• [ABOUT THIS TASK]: Copy out each line of the material that includes the word "type".

• [PROVIDED RECORDS]:

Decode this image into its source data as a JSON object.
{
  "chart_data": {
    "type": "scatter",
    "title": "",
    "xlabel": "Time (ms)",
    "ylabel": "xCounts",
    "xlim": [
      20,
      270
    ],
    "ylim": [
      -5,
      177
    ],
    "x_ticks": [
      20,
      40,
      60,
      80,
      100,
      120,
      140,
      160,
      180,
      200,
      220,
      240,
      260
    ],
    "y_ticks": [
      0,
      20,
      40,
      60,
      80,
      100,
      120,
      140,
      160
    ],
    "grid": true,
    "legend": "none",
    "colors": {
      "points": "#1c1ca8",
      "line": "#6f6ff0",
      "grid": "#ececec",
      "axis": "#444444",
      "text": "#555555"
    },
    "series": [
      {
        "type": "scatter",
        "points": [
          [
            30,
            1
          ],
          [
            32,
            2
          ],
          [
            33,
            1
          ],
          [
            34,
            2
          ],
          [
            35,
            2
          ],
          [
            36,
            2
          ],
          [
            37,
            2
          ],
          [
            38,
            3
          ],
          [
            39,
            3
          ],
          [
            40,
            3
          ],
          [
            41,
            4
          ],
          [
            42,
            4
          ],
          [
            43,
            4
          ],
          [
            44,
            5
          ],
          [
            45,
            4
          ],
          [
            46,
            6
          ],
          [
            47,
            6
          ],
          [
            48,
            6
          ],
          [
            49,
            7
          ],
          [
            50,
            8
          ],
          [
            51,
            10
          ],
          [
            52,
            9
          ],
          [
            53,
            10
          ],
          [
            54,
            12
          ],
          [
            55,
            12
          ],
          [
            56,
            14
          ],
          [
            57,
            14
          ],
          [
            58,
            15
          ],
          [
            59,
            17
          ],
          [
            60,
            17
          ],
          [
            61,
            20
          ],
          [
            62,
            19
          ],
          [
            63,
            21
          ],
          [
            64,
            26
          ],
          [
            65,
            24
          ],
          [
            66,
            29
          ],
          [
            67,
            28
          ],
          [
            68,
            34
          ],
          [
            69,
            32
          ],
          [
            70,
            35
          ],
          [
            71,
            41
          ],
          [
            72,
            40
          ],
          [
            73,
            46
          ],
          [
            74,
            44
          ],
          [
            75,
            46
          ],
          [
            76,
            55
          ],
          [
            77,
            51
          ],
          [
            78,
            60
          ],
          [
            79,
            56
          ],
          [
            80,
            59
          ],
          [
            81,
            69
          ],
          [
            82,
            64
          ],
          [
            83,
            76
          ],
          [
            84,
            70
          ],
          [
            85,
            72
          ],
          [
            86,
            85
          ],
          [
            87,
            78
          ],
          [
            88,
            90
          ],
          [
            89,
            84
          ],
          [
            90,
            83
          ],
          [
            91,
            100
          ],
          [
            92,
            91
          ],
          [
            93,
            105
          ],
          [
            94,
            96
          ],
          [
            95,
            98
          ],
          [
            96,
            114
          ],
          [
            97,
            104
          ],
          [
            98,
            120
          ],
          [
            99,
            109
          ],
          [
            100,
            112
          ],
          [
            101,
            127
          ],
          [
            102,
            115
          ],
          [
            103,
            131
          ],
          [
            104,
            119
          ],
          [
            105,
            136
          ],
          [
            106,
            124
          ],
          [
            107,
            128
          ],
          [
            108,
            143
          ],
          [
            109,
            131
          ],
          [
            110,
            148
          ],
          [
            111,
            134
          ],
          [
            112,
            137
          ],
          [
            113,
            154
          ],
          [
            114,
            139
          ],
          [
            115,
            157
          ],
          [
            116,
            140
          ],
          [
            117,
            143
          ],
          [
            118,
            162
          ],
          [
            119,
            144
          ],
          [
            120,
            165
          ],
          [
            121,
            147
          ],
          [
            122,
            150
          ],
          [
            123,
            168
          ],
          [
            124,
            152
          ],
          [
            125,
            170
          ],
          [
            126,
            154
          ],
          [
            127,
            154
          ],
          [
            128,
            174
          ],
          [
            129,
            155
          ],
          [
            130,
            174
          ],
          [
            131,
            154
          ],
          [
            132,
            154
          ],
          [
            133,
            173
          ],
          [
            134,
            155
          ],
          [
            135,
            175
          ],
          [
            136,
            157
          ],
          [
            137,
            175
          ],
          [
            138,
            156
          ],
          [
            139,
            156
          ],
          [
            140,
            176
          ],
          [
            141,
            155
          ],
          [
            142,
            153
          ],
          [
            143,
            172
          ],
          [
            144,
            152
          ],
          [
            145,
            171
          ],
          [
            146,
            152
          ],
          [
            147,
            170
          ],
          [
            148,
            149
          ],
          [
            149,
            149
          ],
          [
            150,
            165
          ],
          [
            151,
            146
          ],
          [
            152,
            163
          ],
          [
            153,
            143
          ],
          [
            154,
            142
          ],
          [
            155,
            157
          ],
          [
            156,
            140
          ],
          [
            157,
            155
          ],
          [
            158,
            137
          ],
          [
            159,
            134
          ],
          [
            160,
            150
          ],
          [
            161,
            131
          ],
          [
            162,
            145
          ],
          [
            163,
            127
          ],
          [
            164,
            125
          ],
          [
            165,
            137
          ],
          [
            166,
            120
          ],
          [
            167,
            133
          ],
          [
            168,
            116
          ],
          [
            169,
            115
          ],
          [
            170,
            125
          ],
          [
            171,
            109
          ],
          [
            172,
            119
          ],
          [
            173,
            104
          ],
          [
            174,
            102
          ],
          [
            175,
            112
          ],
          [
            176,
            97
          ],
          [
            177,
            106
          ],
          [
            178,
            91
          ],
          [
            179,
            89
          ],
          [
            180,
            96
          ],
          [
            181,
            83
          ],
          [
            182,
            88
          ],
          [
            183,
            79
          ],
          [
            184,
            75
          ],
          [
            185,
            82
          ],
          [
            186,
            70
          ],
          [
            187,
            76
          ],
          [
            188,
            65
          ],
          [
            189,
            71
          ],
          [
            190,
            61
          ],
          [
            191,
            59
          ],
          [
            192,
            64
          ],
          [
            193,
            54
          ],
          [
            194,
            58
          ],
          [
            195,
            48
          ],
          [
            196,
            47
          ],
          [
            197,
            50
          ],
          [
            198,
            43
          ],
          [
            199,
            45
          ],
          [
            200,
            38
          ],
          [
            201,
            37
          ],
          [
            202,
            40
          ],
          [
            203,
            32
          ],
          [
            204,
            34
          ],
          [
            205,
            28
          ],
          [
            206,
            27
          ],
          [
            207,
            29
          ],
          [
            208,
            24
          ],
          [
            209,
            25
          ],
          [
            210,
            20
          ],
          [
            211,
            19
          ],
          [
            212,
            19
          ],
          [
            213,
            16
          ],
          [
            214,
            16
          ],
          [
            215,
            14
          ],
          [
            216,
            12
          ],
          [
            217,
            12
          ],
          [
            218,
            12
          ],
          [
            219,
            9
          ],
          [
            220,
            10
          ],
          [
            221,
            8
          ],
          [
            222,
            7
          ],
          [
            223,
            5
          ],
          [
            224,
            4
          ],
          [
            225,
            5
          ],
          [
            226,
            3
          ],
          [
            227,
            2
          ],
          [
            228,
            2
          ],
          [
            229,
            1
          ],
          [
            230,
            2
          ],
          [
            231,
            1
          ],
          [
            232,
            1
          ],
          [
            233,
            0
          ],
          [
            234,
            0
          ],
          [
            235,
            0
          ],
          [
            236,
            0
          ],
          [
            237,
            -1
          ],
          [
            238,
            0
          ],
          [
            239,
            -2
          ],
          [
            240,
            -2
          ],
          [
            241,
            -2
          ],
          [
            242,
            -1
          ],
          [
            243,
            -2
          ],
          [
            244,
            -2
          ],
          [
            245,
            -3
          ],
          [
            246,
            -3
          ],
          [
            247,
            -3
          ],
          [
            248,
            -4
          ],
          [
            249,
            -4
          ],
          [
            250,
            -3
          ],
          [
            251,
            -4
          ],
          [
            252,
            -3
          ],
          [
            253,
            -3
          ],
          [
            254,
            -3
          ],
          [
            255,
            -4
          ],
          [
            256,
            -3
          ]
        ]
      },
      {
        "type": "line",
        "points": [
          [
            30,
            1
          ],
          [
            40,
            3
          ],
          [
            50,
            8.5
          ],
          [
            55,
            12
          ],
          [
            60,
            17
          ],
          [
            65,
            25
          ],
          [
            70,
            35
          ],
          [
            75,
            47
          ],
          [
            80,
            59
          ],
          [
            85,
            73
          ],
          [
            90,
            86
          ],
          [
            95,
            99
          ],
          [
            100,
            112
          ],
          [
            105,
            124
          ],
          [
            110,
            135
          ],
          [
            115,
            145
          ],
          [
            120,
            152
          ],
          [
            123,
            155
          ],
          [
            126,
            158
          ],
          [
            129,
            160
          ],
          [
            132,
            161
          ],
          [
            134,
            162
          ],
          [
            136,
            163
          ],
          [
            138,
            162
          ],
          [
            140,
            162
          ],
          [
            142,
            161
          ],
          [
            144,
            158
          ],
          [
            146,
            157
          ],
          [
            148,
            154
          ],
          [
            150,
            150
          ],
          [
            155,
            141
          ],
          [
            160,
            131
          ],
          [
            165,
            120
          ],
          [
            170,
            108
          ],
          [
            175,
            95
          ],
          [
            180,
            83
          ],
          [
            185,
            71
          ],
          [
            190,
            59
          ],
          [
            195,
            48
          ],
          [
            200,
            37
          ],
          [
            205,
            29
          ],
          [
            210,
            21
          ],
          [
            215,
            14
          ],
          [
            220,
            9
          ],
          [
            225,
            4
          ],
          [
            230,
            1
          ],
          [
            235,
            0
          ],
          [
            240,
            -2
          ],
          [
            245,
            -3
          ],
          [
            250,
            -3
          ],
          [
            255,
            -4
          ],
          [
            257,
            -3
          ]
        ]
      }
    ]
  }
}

• [OUTPUT FOR THIS TASK]:
    "type": "scatter",
        "type": "scatter",
        "type": "line",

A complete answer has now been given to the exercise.